■ TASK INPUTS:
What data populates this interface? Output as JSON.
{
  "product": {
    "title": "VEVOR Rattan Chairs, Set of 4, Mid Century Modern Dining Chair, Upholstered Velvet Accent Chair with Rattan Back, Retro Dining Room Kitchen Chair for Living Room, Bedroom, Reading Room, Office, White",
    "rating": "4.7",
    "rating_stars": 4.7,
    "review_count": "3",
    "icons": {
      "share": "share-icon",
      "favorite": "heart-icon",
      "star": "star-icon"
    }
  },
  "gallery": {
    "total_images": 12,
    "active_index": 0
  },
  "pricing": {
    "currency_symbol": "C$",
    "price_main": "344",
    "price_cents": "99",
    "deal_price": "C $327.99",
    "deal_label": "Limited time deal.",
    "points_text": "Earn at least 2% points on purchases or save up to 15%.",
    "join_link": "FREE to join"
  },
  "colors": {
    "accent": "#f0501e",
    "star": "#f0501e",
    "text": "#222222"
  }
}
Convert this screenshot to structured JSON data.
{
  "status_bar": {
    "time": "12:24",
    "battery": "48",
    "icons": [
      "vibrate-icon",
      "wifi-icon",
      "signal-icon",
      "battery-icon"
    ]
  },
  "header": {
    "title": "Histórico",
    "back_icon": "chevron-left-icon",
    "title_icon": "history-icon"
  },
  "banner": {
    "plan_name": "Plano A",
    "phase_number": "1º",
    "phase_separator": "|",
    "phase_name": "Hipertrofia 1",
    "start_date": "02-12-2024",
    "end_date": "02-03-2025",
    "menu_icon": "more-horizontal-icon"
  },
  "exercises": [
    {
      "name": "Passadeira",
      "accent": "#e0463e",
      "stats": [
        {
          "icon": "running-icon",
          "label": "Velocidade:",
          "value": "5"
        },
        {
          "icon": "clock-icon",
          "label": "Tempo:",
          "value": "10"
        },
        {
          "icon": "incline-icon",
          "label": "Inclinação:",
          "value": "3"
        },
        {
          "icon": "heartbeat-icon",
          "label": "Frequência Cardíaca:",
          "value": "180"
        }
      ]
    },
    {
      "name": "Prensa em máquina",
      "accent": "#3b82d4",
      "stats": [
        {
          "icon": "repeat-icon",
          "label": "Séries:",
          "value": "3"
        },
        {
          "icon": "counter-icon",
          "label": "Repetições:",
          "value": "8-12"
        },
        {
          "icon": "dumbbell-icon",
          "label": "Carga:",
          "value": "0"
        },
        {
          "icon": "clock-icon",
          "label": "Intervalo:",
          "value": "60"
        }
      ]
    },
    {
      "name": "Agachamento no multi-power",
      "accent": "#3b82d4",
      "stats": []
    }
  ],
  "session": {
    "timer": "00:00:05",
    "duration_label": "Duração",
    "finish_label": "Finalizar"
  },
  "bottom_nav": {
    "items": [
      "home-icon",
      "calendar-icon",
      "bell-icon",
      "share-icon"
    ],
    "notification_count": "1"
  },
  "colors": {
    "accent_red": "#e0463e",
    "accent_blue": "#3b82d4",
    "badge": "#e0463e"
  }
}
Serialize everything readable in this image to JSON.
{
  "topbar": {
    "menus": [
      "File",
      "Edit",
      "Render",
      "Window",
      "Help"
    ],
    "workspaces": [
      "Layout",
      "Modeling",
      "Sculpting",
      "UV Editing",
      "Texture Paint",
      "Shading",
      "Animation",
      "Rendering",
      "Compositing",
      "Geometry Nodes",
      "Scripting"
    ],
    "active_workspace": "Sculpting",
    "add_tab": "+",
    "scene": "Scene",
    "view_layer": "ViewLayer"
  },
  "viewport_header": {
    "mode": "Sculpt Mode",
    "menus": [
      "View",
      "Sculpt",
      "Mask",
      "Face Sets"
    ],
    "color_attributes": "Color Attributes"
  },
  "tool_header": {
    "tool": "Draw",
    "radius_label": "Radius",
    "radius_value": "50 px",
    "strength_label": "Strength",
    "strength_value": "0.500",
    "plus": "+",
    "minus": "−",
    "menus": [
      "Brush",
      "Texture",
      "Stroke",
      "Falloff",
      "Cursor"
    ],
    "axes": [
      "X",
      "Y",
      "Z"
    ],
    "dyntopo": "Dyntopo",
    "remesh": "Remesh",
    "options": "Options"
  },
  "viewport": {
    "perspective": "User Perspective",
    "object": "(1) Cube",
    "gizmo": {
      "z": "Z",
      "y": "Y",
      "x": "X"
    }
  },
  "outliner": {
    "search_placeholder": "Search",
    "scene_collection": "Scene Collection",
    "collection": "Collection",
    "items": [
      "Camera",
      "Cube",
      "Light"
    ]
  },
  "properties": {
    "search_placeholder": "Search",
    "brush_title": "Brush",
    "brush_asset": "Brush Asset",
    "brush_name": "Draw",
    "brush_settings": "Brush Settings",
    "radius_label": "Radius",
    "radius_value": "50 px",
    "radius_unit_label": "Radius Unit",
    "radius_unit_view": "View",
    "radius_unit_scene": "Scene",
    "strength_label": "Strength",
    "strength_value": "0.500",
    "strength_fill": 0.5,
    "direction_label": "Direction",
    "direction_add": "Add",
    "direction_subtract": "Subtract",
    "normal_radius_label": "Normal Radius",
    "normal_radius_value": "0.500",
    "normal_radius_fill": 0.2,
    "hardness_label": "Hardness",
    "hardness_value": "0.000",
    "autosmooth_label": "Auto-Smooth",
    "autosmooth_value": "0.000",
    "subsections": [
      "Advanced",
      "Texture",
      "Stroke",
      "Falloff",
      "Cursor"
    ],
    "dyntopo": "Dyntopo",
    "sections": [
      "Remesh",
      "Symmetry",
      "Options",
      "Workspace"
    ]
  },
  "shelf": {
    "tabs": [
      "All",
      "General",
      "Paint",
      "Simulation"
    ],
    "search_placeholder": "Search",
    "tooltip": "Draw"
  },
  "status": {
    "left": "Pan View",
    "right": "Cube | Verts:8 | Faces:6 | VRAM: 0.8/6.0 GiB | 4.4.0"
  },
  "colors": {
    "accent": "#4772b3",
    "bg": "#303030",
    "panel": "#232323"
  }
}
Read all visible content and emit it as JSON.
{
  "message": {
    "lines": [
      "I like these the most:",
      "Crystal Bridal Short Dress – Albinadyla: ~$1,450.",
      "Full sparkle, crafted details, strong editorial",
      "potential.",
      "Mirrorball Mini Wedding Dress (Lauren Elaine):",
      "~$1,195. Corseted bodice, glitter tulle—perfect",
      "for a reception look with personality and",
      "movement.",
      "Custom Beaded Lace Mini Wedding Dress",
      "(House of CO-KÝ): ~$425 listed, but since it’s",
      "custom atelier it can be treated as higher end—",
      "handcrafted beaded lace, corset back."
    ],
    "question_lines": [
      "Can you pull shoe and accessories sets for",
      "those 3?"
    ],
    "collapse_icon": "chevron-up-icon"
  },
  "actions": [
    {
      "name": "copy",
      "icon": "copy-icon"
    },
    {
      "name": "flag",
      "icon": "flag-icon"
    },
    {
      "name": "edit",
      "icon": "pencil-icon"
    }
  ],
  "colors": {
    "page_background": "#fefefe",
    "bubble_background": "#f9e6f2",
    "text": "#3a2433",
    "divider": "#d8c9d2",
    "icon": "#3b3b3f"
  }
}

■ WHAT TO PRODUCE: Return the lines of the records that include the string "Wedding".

■ WORKED SOLUTION:
      "Mirrorball Mini Wedding Dress (Lauren Elaine):",
      "Custom Beaded Lace Mini Wedding Dress",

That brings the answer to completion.